Task instructions
Search the entries for the word "icon" and copy each line that has it.

Records shown
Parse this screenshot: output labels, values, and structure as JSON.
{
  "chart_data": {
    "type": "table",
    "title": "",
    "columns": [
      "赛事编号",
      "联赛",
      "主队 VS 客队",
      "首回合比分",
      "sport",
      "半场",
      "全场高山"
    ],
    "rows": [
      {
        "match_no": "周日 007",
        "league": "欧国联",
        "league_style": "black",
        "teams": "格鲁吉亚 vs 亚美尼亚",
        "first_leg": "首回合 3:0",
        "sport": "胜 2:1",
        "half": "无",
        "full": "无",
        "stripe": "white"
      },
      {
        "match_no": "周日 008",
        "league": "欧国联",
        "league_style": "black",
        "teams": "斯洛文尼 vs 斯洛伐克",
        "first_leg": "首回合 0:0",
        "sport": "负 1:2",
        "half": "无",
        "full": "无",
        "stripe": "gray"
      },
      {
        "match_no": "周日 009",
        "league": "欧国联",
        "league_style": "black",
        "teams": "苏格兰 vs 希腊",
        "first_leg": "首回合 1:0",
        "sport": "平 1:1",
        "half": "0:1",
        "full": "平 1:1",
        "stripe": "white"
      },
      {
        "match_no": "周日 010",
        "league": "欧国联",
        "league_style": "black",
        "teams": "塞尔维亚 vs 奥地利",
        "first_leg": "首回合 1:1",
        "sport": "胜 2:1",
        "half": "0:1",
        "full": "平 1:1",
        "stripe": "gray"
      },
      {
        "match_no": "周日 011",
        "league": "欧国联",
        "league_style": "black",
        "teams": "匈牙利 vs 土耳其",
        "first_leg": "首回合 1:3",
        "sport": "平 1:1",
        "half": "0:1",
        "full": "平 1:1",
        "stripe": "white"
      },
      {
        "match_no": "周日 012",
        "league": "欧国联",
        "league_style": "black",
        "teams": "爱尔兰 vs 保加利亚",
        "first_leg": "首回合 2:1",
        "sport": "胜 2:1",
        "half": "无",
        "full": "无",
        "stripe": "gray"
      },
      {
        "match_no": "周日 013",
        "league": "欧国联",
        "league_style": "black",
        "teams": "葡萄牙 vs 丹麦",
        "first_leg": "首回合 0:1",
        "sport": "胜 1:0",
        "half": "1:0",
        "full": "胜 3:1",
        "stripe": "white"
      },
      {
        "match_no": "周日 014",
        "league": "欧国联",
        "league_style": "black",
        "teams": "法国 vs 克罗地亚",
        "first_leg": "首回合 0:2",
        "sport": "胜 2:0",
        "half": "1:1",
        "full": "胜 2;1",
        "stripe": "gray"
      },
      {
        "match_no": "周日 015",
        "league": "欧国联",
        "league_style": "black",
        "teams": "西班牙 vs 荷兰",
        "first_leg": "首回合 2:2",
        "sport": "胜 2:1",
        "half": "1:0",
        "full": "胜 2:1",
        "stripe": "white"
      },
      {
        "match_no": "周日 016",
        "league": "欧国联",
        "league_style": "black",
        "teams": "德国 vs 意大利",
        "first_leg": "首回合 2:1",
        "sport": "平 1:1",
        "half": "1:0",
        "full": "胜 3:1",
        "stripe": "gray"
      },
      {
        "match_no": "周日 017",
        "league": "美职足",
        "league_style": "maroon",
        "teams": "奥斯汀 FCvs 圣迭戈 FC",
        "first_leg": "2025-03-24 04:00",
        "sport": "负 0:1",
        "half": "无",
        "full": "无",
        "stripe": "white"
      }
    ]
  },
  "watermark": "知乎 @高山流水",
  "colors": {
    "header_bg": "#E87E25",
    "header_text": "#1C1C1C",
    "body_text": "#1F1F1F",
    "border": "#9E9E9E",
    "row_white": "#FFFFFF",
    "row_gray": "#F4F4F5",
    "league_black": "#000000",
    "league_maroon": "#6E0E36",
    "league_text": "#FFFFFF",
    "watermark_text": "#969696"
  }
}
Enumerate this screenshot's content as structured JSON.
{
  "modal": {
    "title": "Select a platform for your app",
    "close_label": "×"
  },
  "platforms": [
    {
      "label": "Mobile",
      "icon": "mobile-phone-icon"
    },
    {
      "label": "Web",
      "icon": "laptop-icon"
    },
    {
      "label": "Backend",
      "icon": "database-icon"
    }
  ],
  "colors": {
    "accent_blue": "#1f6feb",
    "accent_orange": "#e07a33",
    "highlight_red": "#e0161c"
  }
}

Response
      "icon": "mobile-phone-icon"
      "icon": "laptop-icon"
      "icon": "database-icon"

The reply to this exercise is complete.